*** Opening of Material for this exercise ***

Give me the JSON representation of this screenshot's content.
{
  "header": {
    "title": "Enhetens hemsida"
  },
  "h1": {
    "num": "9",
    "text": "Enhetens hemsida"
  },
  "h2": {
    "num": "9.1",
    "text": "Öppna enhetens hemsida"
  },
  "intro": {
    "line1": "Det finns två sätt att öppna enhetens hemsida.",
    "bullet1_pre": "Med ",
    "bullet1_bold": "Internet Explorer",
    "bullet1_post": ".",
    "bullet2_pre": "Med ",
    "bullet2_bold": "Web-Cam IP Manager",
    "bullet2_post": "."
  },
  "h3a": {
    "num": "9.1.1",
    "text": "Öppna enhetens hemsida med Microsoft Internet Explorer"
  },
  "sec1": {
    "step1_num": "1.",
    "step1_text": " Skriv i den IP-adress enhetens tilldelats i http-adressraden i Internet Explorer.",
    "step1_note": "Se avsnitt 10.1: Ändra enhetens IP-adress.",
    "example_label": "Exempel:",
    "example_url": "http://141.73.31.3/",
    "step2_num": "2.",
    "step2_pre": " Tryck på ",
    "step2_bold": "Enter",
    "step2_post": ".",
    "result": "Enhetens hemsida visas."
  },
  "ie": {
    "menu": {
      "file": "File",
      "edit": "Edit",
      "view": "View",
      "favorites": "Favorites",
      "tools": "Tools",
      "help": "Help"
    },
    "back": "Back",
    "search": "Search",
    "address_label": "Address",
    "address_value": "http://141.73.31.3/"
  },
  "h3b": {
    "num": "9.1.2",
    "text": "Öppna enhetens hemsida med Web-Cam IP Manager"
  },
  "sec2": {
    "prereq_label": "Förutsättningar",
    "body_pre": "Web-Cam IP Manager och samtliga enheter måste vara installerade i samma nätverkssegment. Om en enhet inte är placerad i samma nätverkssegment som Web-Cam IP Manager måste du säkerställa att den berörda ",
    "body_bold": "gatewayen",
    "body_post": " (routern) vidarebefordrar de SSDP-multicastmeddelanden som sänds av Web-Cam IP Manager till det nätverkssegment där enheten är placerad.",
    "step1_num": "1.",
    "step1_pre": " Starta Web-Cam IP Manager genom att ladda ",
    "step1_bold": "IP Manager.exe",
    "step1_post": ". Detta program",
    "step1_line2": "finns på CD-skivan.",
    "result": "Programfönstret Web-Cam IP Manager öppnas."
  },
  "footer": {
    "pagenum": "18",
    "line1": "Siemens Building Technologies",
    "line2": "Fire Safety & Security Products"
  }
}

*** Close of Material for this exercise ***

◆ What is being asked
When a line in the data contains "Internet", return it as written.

◆ Answer box
    "bullet1_bold": "Internet Explorer",
    "text": "Öppna enhetens hemsida med Microsoft Internet Explorer"
    "step1_text": " Skriv i den IP-adress enhetens tilldelats i http-adressraden i Internet Explorer.",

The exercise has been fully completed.